Despite the proven effectiveness of venovenous extracorporeal membrane oxygenation (VV ECMO) in the treatment of neonates with severe respiratory failure, this technique is not widely used. The purpose of this study was to assess the authors' policy of preferred use of VV ECMO with a cephalad catheter and to compare the results with those of the Extracorporeal Life Support Organization (ELSO) Registry.
Charts of neonatal ECMO candidates were reviewed retrospectively. Data were collected for gestational age, birth weight, and diagnosis. Severity of illness was assessed by oxygenation index, lactate levels, and inotropic requirements before cannulation. Patients were divided into three groups: venovenous (VV), venoarterial (VA), and VV to VA ECMO. A cephalad catheter was inserted in the distal part of the jugular vein.
Sixty-five neonates were supported with ECMO. Cannulation with a double lumen venovenous (VVDL) catheter was attempted in 63 neonates and successfully accomplished in 57. A survival rate of 86% was observed in neonates initially placed on VV ECMO. Five neonates initially placed on VV ECMO underwent conversion to VA ECMO.
This study showed that the authors' preferred policy of VV ECMO did not result in an increase in mortality rate based on a comparison with ELSO data.

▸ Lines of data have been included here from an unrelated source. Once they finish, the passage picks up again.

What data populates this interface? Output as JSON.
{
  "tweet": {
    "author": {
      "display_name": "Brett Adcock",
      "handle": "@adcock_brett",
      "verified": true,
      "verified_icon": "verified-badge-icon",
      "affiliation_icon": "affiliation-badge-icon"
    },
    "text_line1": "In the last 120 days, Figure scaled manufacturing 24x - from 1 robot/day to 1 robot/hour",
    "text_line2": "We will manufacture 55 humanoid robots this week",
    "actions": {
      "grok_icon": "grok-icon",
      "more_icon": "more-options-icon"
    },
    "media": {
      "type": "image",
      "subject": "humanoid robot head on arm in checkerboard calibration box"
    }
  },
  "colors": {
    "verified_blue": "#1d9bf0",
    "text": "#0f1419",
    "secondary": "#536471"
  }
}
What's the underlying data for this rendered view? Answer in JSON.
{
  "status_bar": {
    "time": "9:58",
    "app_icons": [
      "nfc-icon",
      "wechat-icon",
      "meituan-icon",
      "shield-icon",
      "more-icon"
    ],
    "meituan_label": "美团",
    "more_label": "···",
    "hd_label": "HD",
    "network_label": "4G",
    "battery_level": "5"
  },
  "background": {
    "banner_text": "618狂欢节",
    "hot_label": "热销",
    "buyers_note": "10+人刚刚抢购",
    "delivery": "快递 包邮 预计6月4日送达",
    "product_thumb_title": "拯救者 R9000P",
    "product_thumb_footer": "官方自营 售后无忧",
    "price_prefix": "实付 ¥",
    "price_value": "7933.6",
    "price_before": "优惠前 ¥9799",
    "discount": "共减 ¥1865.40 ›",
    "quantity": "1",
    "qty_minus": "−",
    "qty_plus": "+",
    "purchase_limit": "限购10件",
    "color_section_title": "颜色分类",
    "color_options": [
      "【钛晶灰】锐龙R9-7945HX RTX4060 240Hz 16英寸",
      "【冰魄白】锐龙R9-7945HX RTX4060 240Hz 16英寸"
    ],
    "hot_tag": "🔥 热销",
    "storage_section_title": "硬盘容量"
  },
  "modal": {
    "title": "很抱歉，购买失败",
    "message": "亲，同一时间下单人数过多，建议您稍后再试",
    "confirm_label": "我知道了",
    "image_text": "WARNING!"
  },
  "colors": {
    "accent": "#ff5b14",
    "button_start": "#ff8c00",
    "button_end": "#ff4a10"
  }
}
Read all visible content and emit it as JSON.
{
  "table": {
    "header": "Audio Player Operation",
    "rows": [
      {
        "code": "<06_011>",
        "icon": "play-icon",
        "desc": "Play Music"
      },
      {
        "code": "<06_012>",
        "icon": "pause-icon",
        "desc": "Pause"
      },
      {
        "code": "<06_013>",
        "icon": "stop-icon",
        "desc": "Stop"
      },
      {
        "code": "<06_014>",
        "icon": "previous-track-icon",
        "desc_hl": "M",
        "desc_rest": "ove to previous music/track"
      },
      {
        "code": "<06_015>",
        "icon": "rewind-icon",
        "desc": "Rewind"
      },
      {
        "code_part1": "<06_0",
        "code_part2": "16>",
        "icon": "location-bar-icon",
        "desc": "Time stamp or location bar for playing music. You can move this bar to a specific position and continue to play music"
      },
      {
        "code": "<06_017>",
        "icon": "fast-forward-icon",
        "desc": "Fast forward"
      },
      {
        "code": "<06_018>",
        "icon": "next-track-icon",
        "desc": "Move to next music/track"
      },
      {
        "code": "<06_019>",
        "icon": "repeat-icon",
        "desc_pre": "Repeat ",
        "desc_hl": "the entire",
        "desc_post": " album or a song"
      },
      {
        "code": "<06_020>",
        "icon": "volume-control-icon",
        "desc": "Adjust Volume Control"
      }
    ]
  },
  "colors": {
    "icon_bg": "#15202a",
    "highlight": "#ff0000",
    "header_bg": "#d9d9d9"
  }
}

VV ECMO with a cephalad catheter provides adequate support for unstable neonates with respiratory failure.